---------- The data ----------

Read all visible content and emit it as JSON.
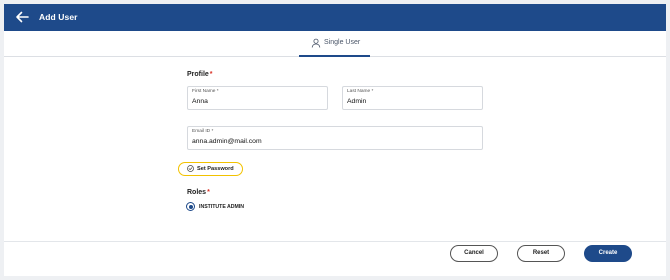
{
  "header": {
    "title": "Add User",
    "back_icon": "arrow-left-icon"
  },
  "tabs": [
    {
      "label": "Single User",
      "icon": "user-icon",
      "active": true
    }
  ],
  "profile": {
    "section_label": "Profile",
    "required_mark": "*",
    "first_name": {
      "label": "First Name *",
      "value": "Anna"
    },
    "last_name": {
      "label": "Last Name *",
      "value": "Admin"
    },
    "email": {
      "label": "Email ID *",
      "value": "anna.admin@mail.com"
    }
  },
  "set_password": {
    "label": "Set Password",
    "icon": "check-circle-icon"
  },
  "roles": {
    "section_label": "Roles",
    "required_mark": "*",
    "options": [
      {
        "label": "INSTITUTE ADMIN",
        "selected": true
      }
    ]
  },
  "footer": {
    "cancel_label": "Cancel",
    "reset_label": "Reset",
    "create_label": "Create"
  },
  "colors": {
    "brand": "#1e4a8a",
    "highlight": "#f2c200",
    "required": "#d93025"
  }
}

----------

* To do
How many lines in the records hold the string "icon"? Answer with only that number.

* Task output
3